Conventions often focus on either fan panels (“What’s next for Randland!”) or academic panels (“The impact of fantasy literature on late twentieth-century western society.”) I love panels like this, but when I first started writing I found it difficult to find panels like “How to write query letters to agents,” “Tricks for breaking into a new genre,” or “Writing amazing dialogue.”
That’s why these nuts-and-bolts style panels are the sort the Symposium specializes in. For new authors, they provide the education needed to achieve success. For seasoned authors, the panels serve to re-energize them, help them adapt to the changing market, and maybe answer some seemingly simple questions they might be too embarrassed to ask.
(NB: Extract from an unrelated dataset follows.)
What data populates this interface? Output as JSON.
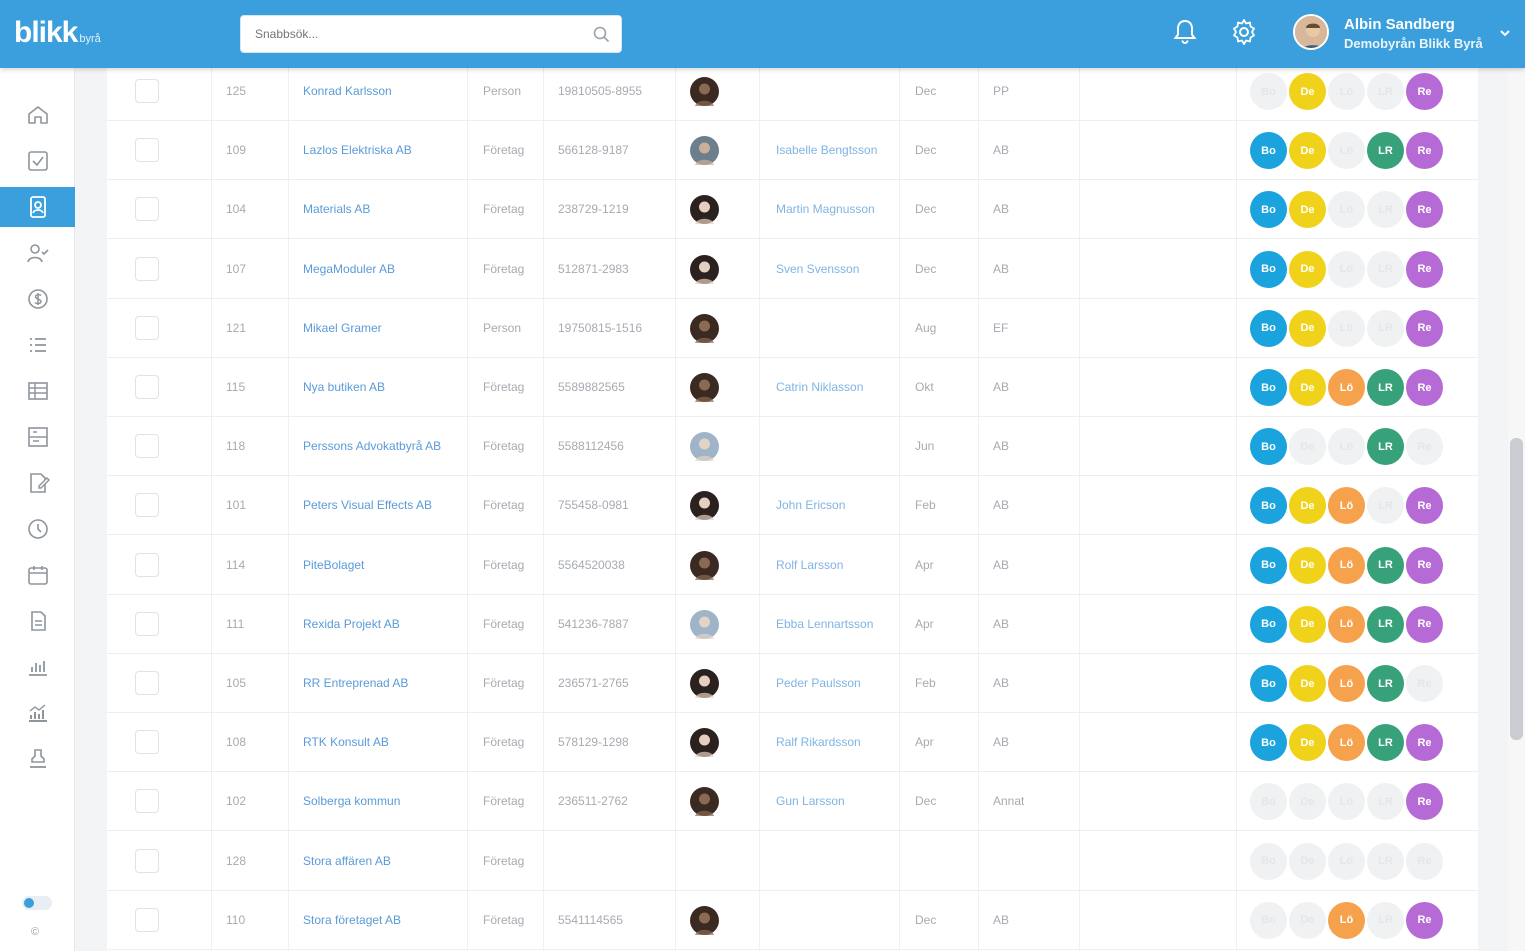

The other major difference is how little it costs to attend. More than 80% of our panels are free to anyone with a Gen Con badge. This is due in no small part to the generosity of the authors that take part in the program (so please be sure to thank them when you’re there!) For the price of a $75 Gen Con badge you can attend 30-40 hours of writing panels featuring some of the greatest SF, fantasy, and media tie-in authors alive today.
3. What sets Aeltaltis apart from the bajillion other fantasy RPG settings? In what ways do you play to the strengths of the familiar clichés, and how do you push against them?
I think the thing that sets Aetaltis apart from other fantasy worlds is that I happily embrace the tropes, stereotypes, and clichés that many other games and stories avoid. In fact, I think that’s part of what attracts people to the world. As soon as they get into it, they think, “Wow! I’m home!”
All those tropes, stereotypes, and clichés exist because people love them—but only if they’re handled the right way. Handle them wrong, and you get, “Oh, that old thing again.” Handle them right, and you get, “I love this stuff!” Based on the positive feedback we’ve received so far, it looks like we handled them right.
4. How do you see RPG design and fiction writing complementing and contrasting with each other?
RPGs work better when they’re supported by great tie-in fiction. Creating your own stories by playing an RPG is fun, but when you can imagine that your story is taking place alongside the events and characters of that awesome tie-in novel you just read, it takes the experience to another level.
Despite this synergy, writing great game material and writing amazing fiction require different skills. With fiction, you’re drawing the reader in and guiding them through the story you want to tell. With game material, you hand the reader a set of creative tools, but then you need to get out of the way. Apply the game writing method to fiction, and the reader feels lost. Apply the fiction writing techniques to games, and the players don’t feel like they’re in control.
5. The announcement of the Baen Fantasy Award has inflamed a political divide among fantasy authors and readers. As the organizer of the Symposium, which sometimes includes panels on (fantasy) politics and religion, how do you make the event inclusive for a diverse crowd?
We have an unusually diverse group of people speaking on our panels, and that creates an environment that helps everyone to feel like they belong. What’s funny is that, while I’m really happy our program is like this, I didn’t do it on purpose. All I wanted to do was to gather together the best authors I could find, so we could teach people how to be better writers.
In the end, I think that’s why it works. Even when we host a panel like “Writing the other,” it isn’t about whether you should or shouldn’t write about “the other” or who “the other” is. It’s just a panel where fantastic authors teach you how to do it really, really well.
The World of Aetaltis: Temple of Modren Kickstarter has passed its initial goal, but many stretch goals lie ahead. Join in to help create the fiction anthology, maybe even with a cover by legendary artist Larry Elmore.